DATA SHOWN:
"""

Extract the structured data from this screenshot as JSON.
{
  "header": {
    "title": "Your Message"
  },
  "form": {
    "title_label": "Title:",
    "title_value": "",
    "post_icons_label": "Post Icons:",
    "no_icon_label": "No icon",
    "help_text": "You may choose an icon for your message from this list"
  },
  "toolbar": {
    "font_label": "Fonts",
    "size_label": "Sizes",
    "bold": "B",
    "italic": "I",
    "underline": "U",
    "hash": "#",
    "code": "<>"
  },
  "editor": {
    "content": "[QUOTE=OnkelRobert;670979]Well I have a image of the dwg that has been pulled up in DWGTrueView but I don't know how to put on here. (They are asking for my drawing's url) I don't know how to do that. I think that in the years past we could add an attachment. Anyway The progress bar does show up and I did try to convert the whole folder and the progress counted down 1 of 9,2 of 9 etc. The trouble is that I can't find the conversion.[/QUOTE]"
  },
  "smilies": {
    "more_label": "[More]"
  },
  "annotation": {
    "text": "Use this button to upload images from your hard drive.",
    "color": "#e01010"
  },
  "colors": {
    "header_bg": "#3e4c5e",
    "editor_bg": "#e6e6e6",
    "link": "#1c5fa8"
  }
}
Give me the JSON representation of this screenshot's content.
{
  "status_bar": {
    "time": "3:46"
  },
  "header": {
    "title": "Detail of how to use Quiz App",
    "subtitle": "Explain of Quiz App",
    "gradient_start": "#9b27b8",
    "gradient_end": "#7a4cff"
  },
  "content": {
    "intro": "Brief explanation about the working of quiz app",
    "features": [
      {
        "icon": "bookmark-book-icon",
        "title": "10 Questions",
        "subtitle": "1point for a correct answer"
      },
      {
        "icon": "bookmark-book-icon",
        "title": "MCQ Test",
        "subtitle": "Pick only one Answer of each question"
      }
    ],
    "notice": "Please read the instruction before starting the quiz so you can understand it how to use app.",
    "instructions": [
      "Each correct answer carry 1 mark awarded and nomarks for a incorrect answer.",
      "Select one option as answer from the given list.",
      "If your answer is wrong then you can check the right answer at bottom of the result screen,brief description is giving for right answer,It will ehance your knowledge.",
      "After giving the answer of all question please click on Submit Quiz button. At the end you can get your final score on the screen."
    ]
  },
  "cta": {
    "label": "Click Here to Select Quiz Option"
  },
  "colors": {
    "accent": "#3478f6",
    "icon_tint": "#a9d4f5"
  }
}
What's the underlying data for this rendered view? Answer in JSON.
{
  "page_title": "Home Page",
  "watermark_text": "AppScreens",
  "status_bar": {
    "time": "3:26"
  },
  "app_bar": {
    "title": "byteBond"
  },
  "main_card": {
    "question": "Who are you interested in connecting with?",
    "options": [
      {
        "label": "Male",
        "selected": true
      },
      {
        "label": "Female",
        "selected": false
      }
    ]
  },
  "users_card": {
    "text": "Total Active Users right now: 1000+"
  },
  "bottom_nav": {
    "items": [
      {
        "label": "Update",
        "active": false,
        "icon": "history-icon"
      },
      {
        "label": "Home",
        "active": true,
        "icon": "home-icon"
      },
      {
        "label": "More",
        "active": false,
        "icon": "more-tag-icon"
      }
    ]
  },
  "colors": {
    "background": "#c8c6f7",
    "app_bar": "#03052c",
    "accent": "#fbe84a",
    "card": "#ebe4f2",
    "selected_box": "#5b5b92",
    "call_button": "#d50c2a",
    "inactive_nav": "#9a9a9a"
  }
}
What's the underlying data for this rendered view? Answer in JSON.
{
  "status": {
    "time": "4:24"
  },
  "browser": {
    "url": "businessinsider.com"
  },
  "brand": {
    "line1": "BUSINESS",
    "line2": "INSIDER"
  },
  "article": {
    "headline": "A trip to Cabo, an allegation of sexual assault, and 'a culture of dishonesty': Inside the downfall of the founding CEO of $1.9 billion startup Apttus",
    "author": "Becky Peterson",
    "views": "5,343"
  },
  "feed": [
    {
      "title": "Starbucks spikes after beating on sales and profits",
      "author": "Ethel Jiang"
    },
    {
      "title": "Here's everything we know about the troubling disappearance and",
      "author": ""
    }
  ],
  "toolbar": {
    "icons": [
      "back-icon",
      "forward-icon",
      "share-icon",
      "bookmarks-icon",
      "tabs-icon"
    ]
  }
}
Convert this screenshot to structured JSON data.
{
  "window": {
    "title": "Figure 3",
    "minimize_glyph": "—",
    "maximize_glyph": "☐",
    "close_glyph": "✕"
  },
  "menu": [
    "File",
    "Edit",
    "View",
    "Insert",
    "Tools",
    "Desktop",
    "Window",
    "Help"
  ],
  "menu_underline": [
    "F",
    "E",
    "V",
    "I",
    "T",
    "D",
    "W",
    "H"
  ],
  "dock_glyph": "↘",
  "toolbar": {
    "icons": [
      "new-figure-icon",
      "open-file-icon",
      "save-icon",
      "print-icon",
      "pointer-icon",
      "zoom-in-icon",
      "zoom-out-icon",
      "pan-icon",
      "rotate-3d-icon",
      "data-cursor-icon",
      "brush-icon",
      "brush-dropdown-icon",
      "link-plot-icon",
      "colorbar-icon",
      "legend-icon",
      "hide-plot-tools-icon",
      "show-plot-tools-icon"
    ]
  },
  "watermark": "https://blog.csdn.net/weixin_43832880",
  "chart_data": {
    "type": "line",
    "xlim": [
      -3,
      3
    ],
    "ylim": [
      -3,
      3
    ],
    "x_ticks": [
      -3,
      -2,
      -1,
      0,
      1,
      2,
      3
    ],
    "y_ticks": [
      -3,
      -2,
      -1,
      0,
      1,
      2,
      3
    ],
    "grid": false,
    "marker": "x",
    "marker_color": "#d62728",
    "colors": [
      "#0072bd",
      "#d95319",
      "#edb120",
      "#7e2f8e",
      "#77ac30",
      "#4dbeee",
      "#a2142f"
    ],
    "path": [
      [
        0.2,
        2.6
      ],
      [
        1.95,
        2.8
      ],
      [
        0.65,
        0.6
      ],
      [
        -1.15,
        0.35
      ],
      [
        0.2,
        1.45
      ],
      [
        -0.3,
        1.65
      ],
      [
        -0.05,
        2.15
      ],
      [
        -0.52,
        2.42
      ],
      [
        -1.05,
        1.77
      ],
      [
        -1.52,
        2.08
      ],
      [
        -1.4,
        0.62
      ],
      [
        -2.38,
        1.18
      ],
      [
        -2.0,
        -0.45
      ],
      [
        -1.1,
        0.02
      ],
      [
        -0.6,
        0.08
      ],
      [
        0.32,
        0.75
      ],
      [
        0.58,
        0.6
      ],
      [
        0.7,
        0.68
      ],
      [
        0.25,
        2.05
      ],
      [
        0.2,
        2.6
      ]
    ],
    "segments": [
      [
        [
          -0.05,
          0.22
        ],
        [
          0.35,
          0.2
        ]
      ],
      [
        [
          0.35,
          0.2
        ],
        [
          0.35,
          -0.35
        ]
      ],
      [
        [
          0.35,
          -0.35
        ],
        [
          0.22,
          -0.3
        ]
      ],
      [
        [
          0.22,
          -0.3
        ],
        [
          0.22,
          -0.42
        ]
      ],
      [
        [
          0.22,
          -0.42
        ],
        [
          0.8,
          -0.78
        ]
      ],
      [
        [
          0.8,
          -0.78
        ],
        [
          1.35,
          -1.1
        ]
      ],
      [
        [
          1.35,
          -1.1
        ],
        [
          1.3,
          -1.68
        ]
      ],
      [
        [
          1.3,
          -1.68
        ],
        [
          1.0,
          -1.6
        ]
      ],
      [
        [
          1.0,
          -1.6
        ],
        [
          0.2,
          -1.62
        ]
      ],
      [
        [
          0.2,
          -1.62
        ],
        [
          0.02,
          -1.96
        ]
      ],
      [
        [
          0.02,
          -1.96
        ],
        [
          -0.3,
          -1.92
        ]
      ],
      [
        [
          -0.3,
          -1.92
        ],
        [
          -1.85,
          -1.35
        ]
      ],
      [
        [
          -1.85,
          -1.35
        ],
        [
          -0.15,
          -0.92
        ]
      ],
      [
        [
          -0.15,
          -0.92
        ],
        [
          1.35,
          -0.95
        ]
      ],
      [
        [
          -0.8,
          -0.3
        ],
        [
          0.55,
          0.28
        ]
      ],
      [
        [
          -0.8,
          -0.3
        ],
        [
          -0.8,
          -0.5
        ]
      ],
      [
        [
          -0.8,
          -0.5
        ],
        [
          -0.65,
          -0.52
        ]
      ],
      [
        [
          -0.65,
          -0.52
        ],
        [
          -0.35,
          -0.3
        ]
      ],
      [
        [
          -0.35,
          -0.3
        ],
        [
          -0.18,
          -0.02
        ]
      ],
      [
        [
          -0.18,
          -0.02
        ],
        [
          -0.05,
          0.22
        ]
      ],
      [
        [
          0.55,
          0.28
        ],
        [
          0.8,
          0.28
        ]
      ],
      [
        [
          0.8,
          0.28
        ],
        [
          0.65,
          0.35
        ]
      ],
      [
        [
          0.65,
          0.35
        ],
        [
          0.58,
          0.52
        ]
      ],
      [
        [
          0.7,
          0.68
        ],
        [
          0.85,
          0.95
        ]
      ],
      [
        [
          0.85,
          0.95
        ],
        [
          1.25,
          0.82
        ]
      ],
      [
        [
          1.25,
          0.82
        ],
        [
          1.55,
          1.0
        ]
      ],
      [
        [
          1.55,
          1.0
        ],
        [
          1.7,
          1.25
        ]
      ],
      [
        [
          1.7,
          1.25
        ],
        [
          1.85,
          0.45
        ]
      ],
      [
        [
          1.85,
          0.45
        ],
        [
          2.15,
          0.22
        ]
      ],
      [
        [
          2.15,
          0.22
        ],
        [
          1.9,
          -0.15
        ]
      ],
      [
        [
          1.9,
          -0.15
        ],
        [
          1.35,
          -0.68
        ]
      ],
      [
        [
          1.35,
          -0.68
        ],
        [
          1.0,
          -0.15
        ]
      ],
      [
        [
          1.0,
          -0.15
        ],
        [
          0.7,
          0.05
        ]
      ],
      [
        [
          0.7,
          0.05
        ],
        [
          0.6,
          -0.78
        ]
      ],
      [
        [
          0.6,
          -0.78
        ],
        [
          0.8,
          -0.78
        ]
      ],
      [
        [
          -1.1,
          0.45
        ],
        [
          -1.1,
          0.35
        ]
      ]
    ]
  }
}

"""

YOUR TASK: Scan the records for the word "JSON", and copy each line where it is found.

YOUR RESPONSE:
Extract the structured data from this screenshot as JSON.
Give me the JSON representation of this screenshot's content.
What's the underlying data for this rendered view? Answer in JSON.
What's the underlying data for this rendered view? Answer in JSON.
Convert this screenshot to structured JSON data.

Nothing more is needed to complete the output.